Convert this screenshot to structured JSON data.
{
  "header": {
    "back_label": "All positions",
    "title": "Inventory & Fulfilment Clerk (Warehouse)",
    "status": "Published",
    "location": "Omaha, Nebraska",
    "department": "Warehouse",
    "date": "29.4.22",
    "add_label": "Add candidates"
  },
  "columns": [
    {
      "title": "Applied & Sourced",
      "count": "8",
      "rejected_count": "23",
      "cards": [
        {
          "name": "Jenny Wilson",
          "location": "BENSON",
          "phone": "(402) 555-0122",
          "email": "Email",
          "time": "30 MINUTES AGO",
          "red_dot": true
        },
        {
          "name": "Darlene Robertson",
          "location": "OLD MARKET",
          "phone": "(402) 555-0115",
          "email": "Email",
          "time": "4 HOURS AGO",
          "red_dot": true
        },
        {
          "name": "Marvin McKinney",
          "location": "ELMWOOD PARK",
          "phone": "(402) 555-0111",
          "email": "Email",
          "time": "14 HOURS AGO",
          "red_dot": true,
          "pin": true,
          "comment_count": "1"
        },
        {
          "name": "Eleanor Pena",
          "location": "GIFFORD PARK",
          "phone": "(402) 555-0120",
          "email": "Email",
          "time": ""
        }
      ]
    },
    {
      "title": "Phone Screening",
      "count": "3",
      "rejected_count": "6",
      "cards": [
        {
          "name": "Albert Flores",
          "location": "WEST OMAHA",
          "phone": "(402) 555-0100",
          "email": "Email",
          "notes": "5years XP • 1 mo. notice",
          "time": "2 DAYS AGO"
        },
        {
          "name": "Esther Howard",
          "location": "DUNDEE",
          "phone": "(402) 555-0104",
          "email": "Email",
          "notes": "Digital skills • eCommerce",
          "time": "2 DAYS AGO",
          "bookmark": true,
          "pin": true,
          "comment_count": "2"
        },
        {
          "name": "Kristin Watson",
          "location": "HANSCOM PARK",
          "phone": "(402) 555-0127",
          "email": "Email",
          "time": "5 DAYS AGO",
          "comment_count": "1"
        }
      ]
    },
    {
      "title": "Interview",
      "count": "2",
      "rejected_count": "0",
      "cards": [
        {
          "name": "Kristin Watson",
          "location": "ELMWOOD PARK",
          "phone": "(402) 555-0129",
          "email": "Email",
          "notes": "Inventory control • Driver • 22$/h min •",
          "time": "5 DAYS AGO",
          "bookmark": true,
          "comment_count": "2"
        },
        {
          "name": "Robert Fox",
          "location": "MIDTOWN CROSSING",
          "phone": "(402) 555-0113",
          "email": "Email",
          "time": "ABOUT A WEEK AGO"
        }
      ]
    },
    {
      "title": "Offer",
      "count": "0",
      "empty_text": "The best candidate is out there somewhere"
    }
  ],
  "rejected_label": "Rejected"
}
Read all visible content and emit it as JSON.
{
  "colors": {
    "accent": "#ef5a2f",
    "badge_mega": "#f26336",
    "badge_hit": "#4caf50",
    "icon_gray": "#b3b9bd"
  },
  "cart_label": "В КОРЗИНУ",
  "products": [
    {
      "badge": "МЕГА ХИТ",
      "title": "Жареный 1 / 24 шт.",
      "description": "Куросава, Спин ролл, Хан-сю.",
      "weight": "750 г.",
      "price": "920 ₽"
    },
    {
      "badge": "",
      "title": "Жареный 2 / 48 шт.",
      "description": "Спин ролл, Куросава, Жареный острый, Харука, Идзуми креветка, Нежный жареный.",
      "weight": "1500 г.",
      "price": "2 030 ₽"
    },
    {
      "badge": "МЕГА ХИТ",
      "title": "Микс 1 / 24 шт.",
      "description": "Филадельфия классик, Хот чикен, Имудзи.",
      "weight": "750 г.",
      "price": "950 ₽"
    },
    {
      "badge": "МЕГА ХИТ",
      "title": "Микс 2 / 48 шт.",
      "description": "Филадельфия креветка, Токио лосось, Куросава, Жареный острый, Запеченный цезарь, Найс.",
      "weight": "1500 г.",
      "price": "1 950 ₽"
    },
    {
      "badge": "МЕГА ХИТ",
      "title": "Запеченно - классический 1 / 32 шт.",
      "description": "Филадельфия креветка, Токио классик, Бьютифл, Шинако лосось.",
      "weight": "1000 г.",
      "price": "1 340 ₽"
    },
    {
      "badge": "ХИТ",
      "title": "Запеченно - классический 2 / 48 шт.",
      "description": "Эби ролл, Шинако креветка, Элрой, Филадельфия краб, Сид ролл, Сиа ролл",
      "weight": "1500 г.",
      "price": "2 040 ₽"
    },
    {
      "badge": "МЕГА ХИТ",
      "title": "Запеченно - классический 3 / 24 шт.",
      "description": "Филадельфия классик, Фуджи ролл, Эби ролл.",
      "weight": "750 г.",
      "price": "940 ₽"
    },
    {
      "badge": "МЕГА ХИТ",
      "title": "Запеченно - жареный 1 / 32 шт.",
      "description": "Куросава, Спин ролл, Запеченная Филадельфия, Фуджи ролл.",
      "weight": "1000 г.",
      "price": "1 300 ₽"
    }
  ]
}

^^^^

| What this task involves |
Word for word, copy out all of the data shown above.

| Task output |
Convert this screenshot to structured JSON data.
{
  "header": {
    "back_label": "All positions",
    "title": "Inventory & Fulfilment Clerk (Warehouse)",
    "status": "Published",
    "location": "Omaha, Nebraska",
    "department": "Warehouse",
    "date": "29.4.22",
    "add_label": "Add candidates"
  },
  "columns": [
    {
      "title": "Applied & Sourced",
      "count": "8",
      "rejected_count": "23",
      "cards": [
        {
          "name": "Jenny Wilson",
          "location": "BENSON",
          "phone": "(402) 555-0122",
          "email": "Email",
          "time": "30 MINUTES AGO",
          "red_dot": true
        },
        {
          "name": "Darlene Robertson",
          "location": "OLD MARKET",
          "phone": "(402) 555-0115",
          "email": "Email",
          "time": "4 HOURS AGO",
          "red_dot": true
        },
        {
          "name": "Marvin McKinney",
          "location": "ELMWOOD PARK",
          "phone": "(402) 555-0111",
          "email": "Email",
          "time": "14 HOURS AGO",
          "red_dot": true,
          "pin": true,
          "comment_count": "1"
        },
        {
          "name": "Eleanor Pena",
          "location": "GIFFORD PARK",
          "phone": "(402) 555-0120",
          "email": "Email",
          "time": ""
        }
      ]
    },
    {
      "title": "Phone Screening",
      "count": "3",
      "rejected_count": "6",
      "cards": [
        {
          "name": "Albert Flores",
          "location": "WEST OMAHA",
          "phone": "(402) 555-0100",
          "email": "Email",
          "notes": "5years XP • 1 mo. notice",
          "time": "2 DAYS AGO"
        },
        {
          "name": "Esther Howard",
          "location": "DUNDEE",
          "phone": "(402) 555-0104",
          "email": "Email",
          "notes": "Digital skills • eCommerce",
          "time": "2 DAYS AGO",
          "bookmark": true,
          "pin": true,
          "comment_count": "2"
        },
        {
          "name": "Kristin Watson",
          "location": "HANSCOM PARK",
          "phone": "(402) 555-0127",
          "email": "Email",
          "time": "5 DAYS AGO",
          "comment_count": "1"
        }
      ]
    },
    {
      "title": "Interview",
      "count": "2",
      "rejected_count": "0",
      "cards": [
        {
          "name": "Kristin Watson",
          "location": "ELMWOOD PARK",
          "phone": "(402) 555-0129",
          "email": "Email",
          "notes": "Inventory control • Driver • 22$/h min •",
          "time": "5 DAYS AGO",
          "bookmark": true,
          "comment_count": "2"
        },
        {
          "name": "Robert Fox",
          "location": "MIDTOWN CROSSING",
          "phone": "(402) 555-0113",
          "email": "Email",
          "time": "ABOUT A WEEK AGO"
        }
      ]
    },
    {
      "title": "Offer",
      "count": "0",
      "empty_text": "The best candidate is out there somewhere"
    }
  ],
  "rejected_label": "Rejected"
}
Read all visible content and emit it as JSON.
{
  "colors": {
    "accent": "#ef5a2f",
    "badge_mega": "#f26336",
    "badge_hit": "#4caf50",
    "icon_gray": "#b3b9bd"
  },
  "cart_label": "В КОРЗИНУ",
  "products": [
    {
      "badge": "МЕГА ХИТ",
      "title": "Жареный 1 / 24 шт.",
      "description": "Куросава, Спин ролл, Хан-сю.",
      "weight": "750 г.",
      "price": "920 ₽"
    },
    {
      "badge": "",
      "title": "Жареный 2 / 48 шт.",
      "description": "Спин ролл, Куросава, Жареный острый, Харука, Идзуми креветка, Нежный жареный.",
      "weight": "1500 г.",
      "price": "2 030 ₽"
    },
    {
      "badge": "МЕГА ХИТ",
      "title": "Микс 1 / 24 шт.",
      "description": "Филадельфия классик, Хот чикен, Имудзи.",
      "weight": "750 г.",
      "price": "950 ₽"
    },
    {
      "badge": "МЕГА ХИТ",
      "title": "Микс 2 / 48 шт.",
      "description": "Филадельфия креветка, Токио лосось, Куросава, Жареный острый, Запеченный цезарь, Найс.",
      "weight": "1500 г.",
      "price": "1 950 ₽"
    },
    {
      "badge": "МЕГА ХИТ",
      "title": "Запеченно - классический 1 / 32 шт.",
      "description": "Филадельфия креветка, Токио классик, Бьютифл, Шинако лосось.",
      "weight": "1000 г.",
      "price": "1 340 ₽"
    },
    {
      "badge": "ХИТ",
      "title": "Запеченно - классический 2 / 48 шт.",
      "description": "Эби ролл, Шинако креветка, Элрой, Филадельфия краб, Сид ролл, Сиа ролл",
      "weight": "1500 г.",
      "price": "2 040 ₽"
    },
    {
      "badge": "МЕГА ХИТ",
      "title": "Запеченно - классический 3 / 24 шт.",
      "description": "Филадельфия классик, Фуджи ролл, Эби ролл.",
      "weight": "750 г.",
      "price": "940 ₽"
    },
    {
      "badge": "МЕГА ХИТ",
      "title": "Запеченно - жареный 1 / 32 шт.",
      "description": "Куросава, Спин ролл, Запеченная Филадельфия, Фуджи ролл.",
      "weight": "1000 г.",
      "price": "1 300 ₽"
    }
  ]
}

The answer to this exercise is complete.